Lena Ma’s experience at Ryerson University’s Architectural Science program has opened a variety of extra-curricular and volunteer opportunities that capitalize on community building and methods of learning. Some of these initiatives within Ryerson University include partaking in 325 Magazine, constructing local student design-builds, and participating in mentoring initiatives. Externally, Lena has had the opportunity to assist in PhD research on the subject of Architecture and Memory, participate in several architectural competitions, and conduct research initiatives. Some of her most notable work has been awarded the Minto Sustainability and Ontario Association of Architects Awards.

290 – Traversing Unknown Territories: Notes on Researching the Learners’ Experience of Real-Time Virtual Engines in the Architectural Design Studio

Wednesday 31 March, 17:00, Session 7B

Tane Moleta, Victoria University of Wellington

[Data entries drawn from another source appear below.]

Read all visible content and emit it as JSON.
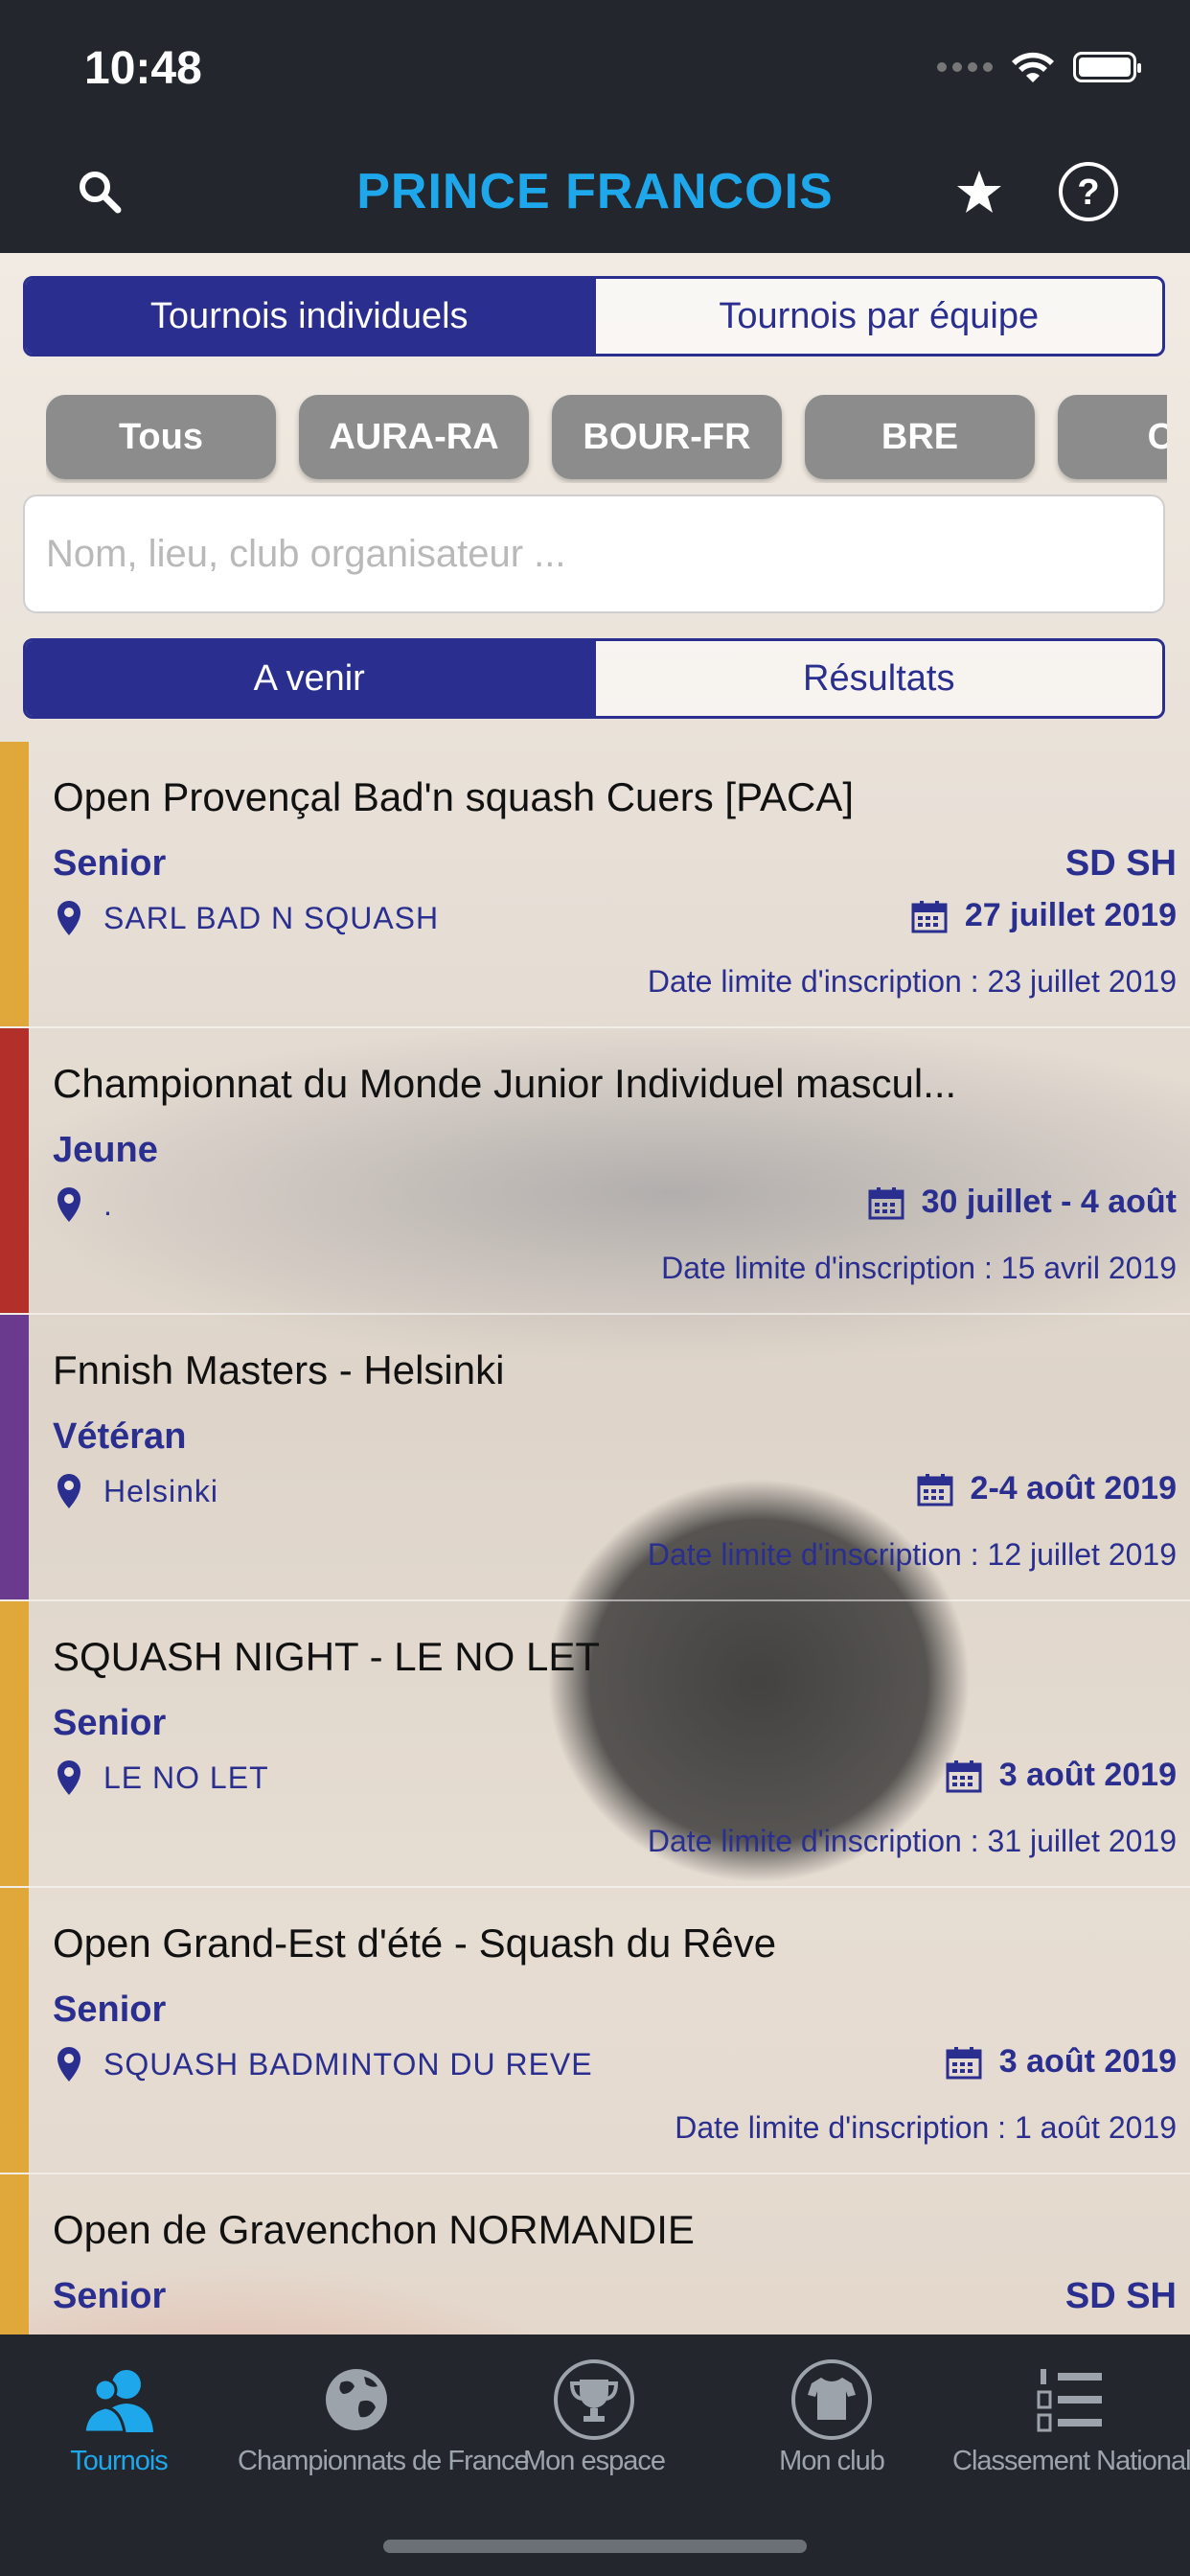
{
  "status_bar": {
    "time": "10:48"
  },
  "nav": {
    "title": "PRINCE FRANCOIS"
  },
  "tournament_type_tabs": [
    {
      "label": "Tournois individuels",
      "active": true
    },
    {
      "label": "Tournois par équipe",
      "active": false
    }
  ],
  "region_filters": [
    "Tous",
    "AURA-RA",
    "BOUR-FR",
    "BRE",
    "CE"
  ],
  "search": {
    "placeholder": "Nom, lieu, club organisateur ...",
    "value": ""
  },
  "period_tabs": [
    {
      "label": "A venir",
      "active": true
    },
    {
      "label": "Résultats",
      "active": false
    }
  ],
  "tournaments": [
    {
      "title": "Open Provençal Bad'n squash Cuers [PACA]",
      "category": "Senior",
      "tags": "SD SH",
      "place": "SARL BAD N SQUASH",
      "date": "27 juillet 2019",
      "deadline": "Date limite d'inscription : 23 juillet 2019",
      "stripe_color": "#e0a83a"
    },
    {
      "title": "Championnat du Monde Junior Individuel mascul...",
      "category": "Jeune",
      "tags": "",
      "place": ".",
      "date": "30 juillet - 4 août",
      "deadline": "Date limite d'inscription : 15 avril 2019",
      "stripe_color": "#b22f2a"
    },
    {
      "title": "Fnnish Masters - Helsinki",
      "category": "Vétéran",
      "tags": "",
      "place": "Helsinki",
      "date": "2-4 août 2019",
      "deadline": "Date limite d'inscription : 12 juillet 2019",
      "stripe_color": "#6a3a8e"
    },
    {
      "title": "SQUASH NIGHT - LE NO LET",
      "category": "Senior",
      "tags": "",
      "place": "LE NO LET",
      "date": "3 août 2019",
      "deadline": "Date limite d'inscription : 31 juillet 2019",
      "stripe_color": "#e0a83a"
    },
    {
      "title": "Open Grand-Est d'été - Squash du Rêve",
      "category": "Senior",
      "tags": "",
      "place": "SQUASH BADMINTON DU REVE",
      "date": "3 août 2019",
      "deadline": "Date limite d'inscription : 1 août 2019",
      "stripe_color": "#e0a83a"
    },
    {
      "title": "Open de Gravenchon NORMANDIE",
      "category": "Senior",
      "tags": "SD SH",
      "place": "",
      "date": "",
      "deadline": "",
      "stripe_color": "#e0a83a"
    }
  ],
  "tab_bar": [
    {
      "label": "Tournois",
      "icon": "user-group-icon",
      "active": true
    },
    {
      "label": "Championnats de France",
      "icon": "globe-icon",
      "active": false
    },
    {
      "label": "Mon espace",
      "icon": "trophy-icon",
      "active": false
    },
    {
      "label": "Mon club",
      "icon": "shirt-icon",
      "active": false
    },
    {
      "label": "Classement National",
      "icon": "ranking-list-icon",
      "active": false
    }
  ],
  "colors": {
    "accent": "#1ea7ea",
    "primary": "#2a2f8f",
    "chip": "#8c8c8c",
    "bar": "#23272d"
  }
}
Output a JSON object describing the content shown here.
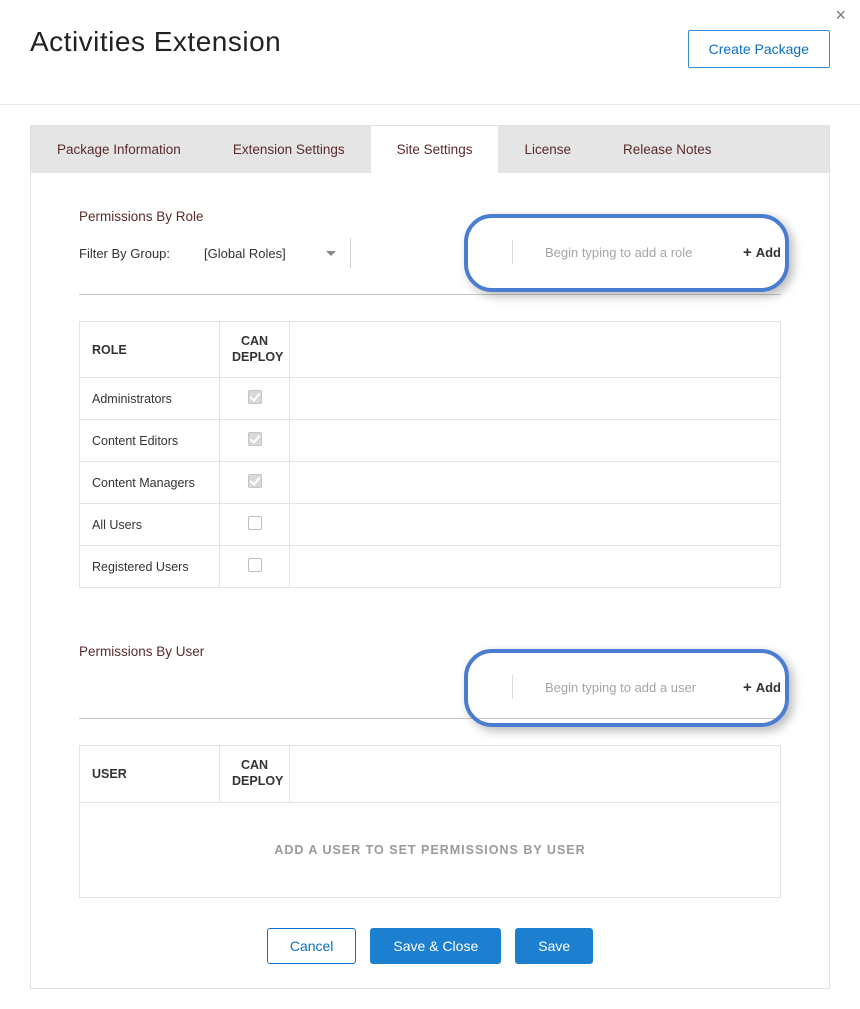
{
  "header": {
    "title": "Activities Extension",
    "create_button": "Create Package"
  },
  "tabs": [
    {
      "label": "Package Information",
      "active": false
    },
    {
      "label": "Extension Settings",
      "active": false
    },
    {
      "label": "Site Settings",
      "active": true
    },
    {
      "label": "License",
      "active": false
    },
    {
      "label": "Release Notes",
      "active": false
    }
  ],
  "roles_section": {
    "title": "Permissions By Role",
    "filter_label": "Filter By Group:",
    "dropdown_value": "[Global Roles]",
    "add_placeholder": "Begin typing to add a role",
    "add_label": "Add",
    "columns": {
      "role": "ROLE",
      "can_deploy_line1": "CAN",
      "can_deploy_line2": "DEPLOY"
    },
    "rows": [
      {
        "name": "Administrators",
        "checked": true,
        "locked": true
      },
      {
        "name": "Content Editors",
        "checked": true,
        "locked": true
      },
      {
        "name": "Content Managers",
        "checked": true,
        "locked": true
      },
      {
        "name": "All Users",
        "checked": false,
        "locked": false
      },
      {
        "name": "Registered Users",
        "checked": false,
        "locked": false
      }
    ]
  },
  "users_section": {
    "title": "Permissions By User",
    "add_placeholder": "Begin typing to add a user",
    "add_label": "Add",
    "columns": {
      "user": "USER",
      "can_deploy_line1": "CAN",
      "can_deploy_line2": "DEPLOY"
    },
    "empty_message": "ADD A USER TO SET PERMISSIONS BY USER"
  },
  "footer": {
    "cancel": "Cancel",
    "save_close": "Save & Close",
    "save": "Save"
  }
}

This paper explores the role of real-time-virtual-engines (RTVE) in contemporary architectural education. The research is a response to the increasing footprint virtual reality (VR) has begun to forge in the studios of architecture programmes. This paper stipulates that the use of RTVE in architecture is unique to CAAD research given the student motivation to ‘create with’ and ‘for’ VR. Presenting the results of two literature reviews that question: how does use of the Real-Time Virtual Engine shape the students learning experiences in the architectural design studio? The initial results are undertaken as a narrative literature review. This work uncovers the role of RTVE and ties it to a number of established educational frames. The subsequent search was undertaken using the systematic literature review framework. The knowledge generated from this piece of research locates that there is a substantial lack of empirical data exploring the experiences of student use of RTVE in the architectural design studio.

Tane Moleta is a Senior Lecturer in Interdisciplinary Digital Design Technologies and Faculty Curator at Victoria University of Wellington, New Zealand.